● **Assignment**: Count the lines holding the string "ffffff" in the records, and give only the count.

● **Material shown**:
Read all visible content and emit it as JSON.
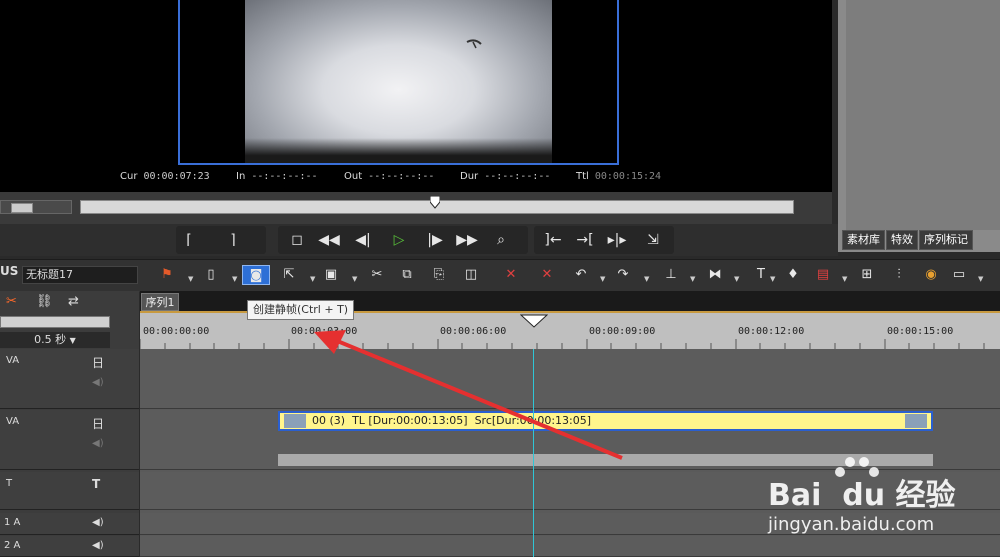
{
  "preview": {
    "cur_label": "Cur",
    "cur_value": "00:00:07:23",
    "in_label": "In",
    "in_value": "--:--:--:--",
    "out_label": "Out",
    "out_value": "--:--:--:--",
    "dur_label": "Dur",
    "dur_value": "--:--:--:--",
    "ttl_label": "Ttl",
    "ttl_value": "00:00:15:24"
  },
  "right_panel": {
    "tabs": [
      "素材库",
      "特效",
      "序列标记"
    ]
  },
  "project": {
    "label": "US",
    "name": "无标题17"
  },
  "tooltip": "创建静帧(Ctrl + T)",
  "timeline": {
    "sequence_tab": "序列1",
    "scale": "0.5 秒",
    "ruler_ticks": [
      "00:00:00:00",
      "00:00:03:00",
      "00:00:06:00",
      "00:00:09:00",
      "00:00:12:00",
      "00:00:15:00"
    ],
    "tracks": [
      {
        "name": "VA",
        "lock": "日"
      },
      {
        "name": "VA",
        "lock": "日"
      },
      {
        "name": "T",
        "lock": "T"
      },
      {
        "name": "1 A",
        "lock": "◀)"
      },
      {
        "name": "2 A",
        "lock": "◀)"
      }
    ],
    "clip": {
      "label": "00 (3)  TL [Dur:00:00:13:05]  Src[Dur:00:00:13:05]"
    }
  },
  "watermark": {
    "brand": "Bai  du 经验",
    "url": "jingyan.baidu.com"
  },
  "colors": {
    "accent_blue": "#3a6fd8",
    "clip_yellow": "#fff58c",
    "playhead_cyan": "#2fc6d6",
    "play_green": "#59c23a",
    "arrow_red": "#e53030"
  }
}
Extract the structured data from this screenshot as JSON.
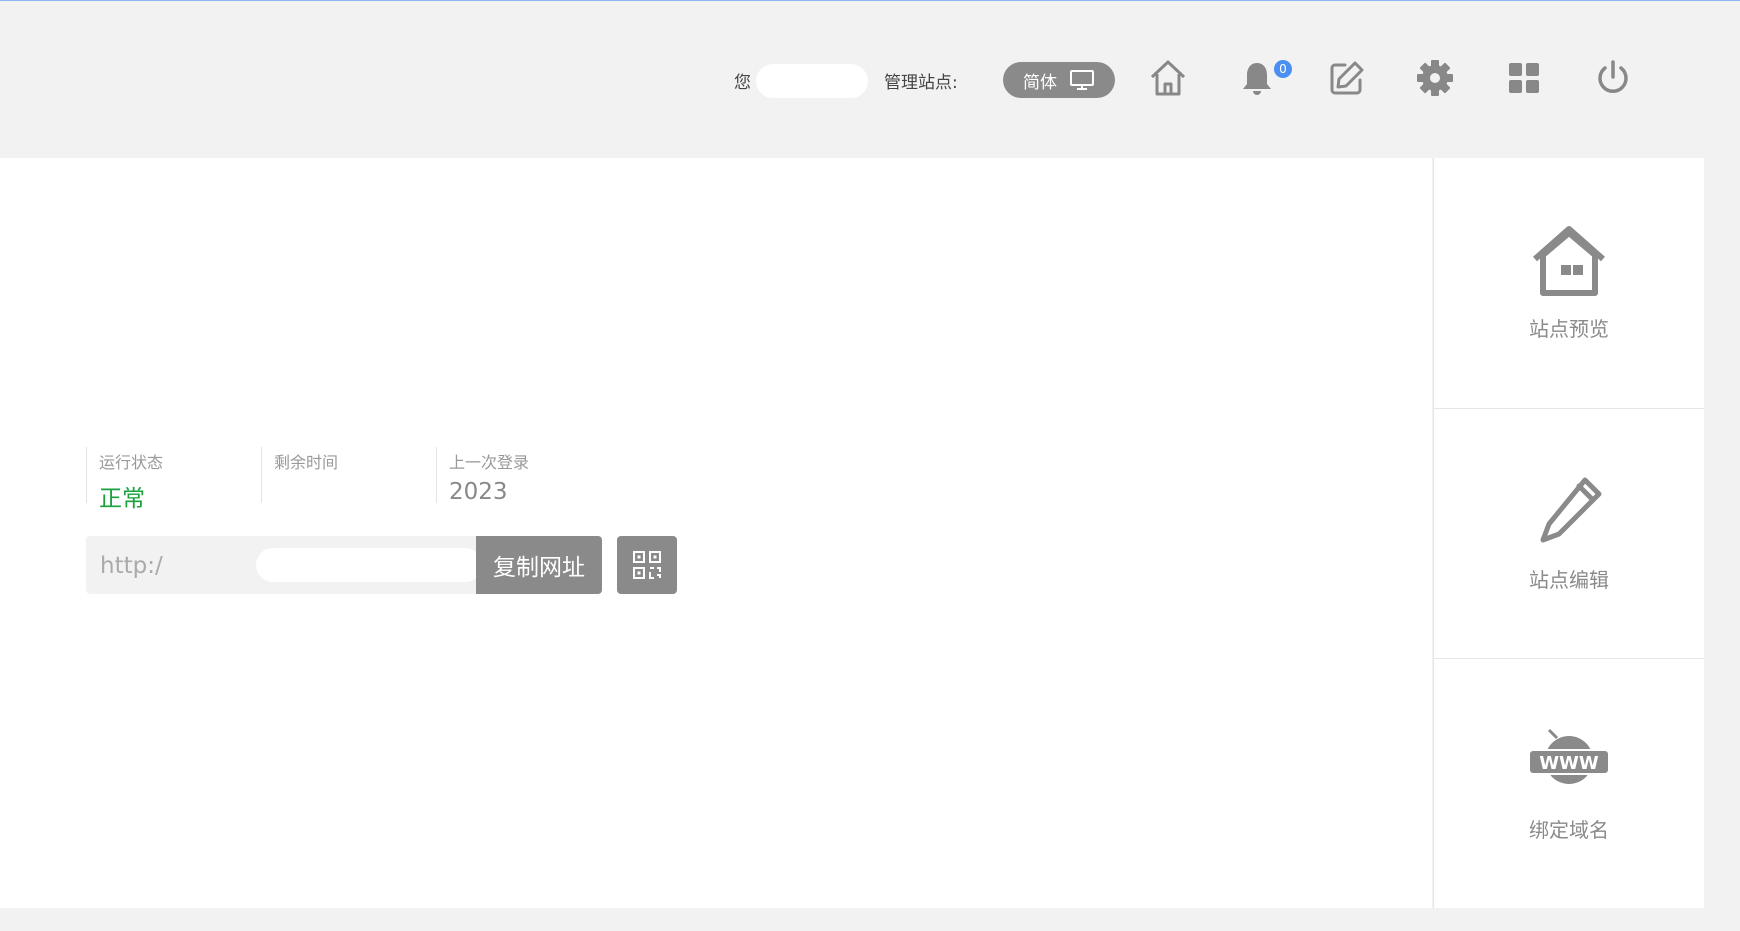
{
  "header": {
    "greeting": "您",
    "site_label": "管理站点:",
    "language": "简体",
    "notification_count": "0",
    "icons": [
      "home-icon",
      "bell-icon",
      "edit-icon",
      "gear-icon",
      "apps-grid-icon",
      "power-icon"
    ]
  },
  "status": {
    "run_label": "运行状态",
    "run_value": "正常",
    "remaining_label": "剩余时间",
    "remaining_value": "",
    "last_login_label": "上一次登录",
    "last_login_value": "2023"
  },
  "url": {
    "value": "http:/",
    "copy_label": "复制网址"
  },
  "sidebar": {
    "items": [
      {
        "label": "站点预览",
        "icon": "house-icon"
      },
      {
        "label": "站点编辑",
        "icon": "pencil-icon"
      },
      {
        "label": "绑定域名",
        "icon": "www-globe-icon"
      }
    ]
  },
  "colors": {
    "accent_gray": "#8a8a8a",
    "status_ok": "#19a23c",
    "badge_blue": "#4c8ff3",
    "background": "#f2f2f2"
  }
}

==

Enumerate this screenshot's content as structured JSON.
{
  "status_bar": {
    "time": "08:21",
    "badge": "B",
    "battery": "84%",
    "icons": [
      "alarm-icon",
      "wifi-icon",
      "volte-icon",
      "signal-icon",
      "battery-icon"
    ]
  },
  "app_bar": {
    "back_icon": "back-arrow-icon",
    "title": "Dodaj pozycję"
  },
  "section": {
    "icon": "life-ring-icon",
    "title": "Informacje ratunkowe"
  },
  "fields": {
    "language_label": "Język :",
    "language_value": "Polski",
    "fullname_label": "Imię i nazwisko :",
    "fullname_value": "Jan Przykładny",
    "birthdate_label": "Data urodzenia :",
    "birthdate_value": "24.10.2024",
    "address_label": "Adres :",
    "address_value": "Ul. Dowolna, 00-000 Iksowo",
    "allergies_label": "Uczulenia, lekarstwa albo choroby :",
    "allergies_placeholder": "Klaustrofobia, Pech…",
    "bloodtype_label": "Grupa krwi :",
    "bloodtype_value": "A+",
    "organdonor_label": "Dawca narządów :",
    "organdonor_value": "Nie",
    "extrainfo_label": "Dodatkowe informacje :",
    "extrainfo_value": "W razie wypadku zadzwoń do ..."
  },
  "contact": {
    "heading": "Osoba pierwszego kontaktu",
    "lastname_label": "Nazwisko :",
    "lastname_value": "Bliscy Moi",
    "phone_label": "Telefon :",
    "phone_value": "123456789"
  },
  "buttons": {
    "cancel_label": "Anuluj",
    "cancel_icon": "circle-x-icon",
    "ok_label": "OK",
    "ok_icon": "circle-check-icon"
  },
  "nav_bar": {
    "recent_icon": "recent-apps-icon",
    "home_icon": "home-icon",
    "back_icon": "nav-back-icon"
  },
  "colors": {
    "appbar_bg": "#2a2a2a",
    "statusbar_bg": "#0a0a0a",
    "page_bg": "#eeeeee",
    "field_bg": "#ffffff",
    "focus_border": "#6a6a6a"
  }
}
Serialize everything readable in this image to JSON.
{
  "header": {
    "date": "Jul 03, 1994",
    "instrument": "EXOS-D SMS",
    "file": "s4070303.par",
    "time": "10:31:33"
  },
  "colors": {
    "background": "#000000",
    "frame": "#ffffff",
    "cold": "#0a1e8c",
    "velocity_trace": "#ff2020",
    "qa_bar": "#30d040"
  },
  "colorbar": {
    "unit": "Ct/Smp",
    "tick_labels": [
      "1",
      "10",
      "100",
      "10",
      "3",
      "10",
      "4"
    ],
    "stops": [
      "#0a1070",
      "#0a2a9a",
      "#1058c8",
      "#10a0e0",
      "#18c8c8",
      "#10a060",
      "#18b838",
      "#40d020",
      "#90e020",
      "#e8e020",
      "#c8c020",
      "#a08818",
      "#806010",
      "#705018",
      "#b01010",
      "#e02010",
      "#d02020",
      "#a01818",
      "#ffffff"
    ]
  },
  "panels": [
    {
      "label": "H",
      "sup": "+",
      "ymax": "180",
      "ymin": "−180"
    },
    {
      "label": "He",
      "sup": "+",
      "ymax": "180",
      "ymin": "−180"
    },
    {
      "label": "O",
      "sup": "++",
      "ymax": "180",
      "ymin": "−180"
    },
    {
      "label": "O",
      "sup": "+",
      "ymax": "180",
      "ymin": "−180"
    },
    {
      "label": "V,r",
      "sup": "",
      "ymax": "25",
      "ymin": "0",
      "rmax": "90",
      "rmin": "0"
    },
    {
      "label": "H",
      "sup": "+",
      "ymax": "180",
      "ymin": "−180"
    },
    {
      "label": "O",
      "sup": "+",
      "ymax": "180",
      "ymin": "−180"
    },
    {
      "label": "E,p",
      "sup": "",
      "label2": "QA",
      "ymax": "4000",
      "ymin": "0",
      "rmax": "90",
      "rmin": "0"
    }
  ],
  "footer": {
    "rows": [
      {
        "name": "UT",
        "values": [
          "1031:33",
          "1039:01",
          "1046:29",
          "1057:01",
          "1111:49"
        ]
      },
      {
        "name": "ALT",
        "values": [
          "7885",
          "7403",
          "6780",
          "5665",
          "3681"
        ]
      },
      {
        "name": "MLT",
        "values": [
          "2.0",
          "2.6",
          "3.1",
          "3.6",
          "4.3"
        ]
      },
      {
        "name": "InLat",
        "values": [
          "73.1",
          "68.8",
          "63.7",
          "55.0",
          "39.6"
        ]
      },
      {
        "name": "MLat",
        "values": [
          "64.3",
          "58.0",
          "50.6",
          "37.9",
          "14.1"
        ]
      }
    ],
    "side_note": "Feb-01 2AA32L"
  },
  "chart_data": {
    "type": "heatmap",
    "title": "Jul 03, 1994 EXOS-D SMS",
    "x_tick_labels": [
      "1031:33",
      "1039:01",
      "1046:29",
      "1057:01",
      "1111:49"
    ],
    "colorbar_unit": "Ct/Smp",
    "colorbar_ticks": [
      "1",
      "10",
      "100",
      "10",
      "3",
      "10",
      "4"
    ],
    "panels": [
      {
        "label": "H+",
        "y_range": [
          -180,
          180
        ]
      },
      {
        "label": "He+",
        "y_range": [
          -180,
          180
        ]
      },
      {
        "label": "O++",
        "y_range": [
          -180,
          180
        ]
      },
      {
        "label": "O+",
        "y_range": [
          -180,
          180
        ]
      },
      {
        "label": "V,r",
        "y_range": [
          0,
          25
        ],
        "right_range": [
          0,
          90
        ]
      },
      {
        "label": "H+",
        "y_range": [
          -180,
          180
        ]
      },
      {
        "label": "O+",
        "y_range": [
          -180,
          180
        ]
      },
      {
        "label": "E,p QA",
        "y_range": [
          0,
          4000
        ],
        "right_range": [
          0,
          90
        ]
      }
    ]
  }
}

● **Written solution**: 3